The Kansas Legislature on Monday begins work to pass hugely important bills on the budget, school funding, Medicaid expansion and — let’s hope — gun rights.
Kansas residents know all about the challenges, created in large part by the failed income tax cuts of 2012, pushed by Gov. Sam Brownback and ultra-conservative legislators.
— The Legislature needs to approve a spending plan that wipes out a projected deficit of $900 million over the next two fiscal years, starting July 1.
The best solution: Repeal the 2012 tax reductions to raise badly needed revenue. The worst? Try to keep relying on one-time fixes while further trimming funds for roads, social agencies and public universities.
— Lawmakers needs to constitutionally fund K-12 schools, to meet a Kansas Supreme Court dictate.
Elected officials should err on the side of kicking in more money rather than less, or the schools could be threatened with closure this summer. The state narrowly avoided that fate in 2016.
— The Legislature must find the will to again try to expand Medicaid services to more low-income Kansans.
That first bid came tantalizing, even surprisingly, close to happening several weeks ago. Lots of Kansans are speaking out in favor of this tactic. The possible closure of a large Topeka hospital also has focused renewed attention on the benefits of expansion for people and medical institutions.
How’s this going to happen?
Kansans need real leaders to step up, starting with Brownback.
He must get a brain and stop ruining the state’s fiscal situation. Primarily, he needs to allow the repeal of the reckless tax cuts, including the tax exemptions for owners of LLCs. The right tactics include creating a third, higher income tax rate.
The governor should sign Medicaid expansion and support repeal of a law that would allow guns in state hospitals and on college campuses starting July 1. As Brownback suddenly revealed last week, the gun law could cost taxpayers tens of millions of dollars a year. That’s ridiculous.
All of this is achievable, partly because an overwhelming number of Republican lawmakers already support these positions (with the exception of repealing the gun law, which really needs a second look in coming weeks).
Up next: Senate President Susan Wagle.

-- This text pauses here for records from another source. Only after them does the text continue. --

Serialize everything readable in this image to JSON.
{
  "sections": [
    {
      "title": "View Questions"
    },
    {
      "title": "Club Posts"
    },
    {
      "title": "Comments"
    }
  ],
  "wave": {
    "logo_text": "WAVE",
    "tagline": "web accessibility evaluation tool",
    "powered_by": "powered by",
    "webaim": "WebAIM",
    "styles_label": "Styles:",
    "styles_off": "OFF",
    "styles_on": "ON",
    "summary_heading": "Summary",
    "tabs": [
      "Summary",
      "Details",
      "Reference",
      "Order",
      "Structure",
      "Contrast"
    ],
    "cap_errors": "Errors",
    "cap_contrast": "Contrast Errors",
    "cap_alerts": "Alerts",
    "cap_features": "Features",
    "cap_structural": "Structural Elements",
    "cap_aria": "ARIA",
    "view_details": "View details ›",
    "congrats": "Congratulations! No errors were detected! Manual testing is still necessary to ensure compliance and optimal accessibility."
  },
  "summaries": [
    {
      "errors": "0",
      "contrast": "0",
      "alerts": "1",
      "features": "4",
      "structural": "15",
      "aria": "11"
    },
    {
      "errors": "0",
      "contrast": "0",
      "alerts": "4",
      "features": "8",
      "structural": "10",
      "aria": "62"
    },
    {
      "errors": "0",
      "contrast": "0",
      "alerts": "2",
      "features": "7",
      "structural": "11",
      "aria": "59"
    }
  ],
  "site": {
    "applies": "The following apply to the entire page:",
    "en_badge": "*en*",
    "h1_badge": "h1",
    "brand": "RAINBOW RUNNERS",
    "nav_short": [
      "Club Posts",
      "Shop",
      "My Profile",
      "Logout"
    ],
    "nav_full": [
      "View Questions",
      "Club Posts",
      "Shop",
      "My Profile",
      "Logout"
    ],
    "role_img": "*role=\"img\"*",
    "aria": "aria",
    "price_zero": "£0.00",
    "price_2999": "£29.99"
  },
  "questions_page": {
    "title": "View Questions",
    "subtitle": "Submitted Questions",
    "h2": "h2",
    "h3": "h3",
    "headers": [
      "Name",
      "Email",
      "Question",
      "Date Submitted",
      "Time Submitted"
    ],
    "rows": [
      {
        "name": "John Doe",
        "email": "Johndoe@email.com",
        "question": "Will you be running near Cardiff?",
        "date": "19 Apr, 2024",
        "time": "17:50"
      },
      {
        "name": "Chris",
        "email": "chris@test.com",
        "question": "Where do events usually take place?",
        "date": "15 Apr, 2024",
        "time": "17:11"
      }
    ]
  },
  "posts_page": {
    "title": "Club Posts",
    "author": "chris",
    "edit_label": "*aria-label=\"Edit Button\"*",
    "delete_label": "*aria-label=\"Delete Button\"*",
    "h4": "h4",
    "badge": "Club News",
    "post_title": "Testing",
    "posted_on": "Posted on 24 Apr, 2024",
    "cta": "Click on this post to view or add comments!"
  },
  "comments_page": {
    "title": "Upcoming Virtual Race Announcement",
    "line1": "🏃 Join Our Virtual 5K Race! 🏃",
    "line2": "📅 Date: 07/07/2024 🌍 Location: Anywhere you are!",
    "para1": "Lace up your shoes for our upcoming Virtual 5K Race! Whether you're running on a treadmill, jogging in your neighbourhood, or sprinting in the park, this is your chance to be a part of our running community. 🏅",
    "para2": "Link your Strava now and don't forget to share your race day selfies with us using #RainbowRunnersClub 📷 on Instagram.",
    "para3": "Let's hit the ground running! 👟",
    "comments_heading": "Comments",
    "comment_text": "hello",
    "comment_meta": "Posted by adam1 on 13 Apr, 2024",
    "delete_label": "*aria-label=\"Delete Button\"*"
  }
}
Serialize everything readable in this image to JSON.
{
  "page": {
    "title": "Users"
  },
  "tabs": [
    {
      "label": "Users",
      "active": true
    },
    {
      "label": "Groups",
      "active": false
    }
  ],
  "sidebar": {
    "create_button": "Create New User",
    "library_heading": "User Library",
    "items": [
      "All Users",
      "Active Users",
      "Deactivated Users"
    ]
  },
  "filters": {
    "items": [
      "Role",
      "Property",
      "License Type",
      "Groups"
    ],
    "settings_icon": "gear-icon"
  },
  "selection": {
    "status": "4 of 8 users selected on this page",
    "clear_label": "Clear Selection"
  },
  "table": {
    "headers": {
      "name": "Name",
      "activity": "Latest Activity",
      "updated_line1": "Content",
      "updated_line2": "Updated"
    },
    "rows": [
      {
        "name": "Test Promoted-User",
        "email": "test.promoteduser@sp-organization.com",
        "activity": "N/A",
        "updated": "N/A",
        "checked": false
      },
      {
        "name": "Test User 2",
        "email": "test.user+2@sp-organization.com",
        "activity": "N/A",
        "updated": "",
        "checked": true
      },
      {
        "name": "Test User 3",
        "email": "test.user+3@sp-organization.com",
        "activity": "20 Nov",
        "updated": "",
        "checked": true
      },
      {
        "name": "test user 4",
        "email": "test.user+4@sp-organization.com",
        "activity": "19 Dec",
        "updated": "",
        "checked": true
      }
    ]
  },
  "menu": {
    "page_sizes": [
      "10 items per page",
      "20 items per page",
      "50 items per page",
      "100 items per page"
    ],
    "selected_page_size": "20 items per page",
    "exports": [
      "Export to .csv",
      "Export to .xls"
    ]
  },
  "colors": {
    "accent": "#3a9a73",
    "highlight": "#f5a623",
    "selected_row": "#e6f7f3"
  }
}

She really needs to grow a spine and oppose Brownback on key issues if he refuses to change his mind.
So far this session, the Wichita Republican unfortunately sided with the governor on his narrowly upheld veto of increased income tax revenue. Wagle voted to oppose Medicaid expansion. And she almost comically led the charge for a flat income tax, which had no chance of passage.
Senate Majority Leader Jim Denning, an Overland Park Republican, also has been a thorn in the side of necessary progress this session.
With the backing of Wagle and Denning, the Senate should be able to achieve a veto-proof majority on crucial bills.
Yes, it still would be tough to find the votes in the Kansas House to overcome Brownback’s expected opposition. But not impossible. The House overrode the governor on the income tax plan. On the negative side, the House came close but could not kill Brownback’s veto of Medicaid expansion.
The 2017 session that resumes Monday does not have an end date in sight. So the Legislature has the time to find the courage to fix the rot created and sadly still supported by Brownback.
It’s lawmakers’ duty to position Kansas for a brighter future.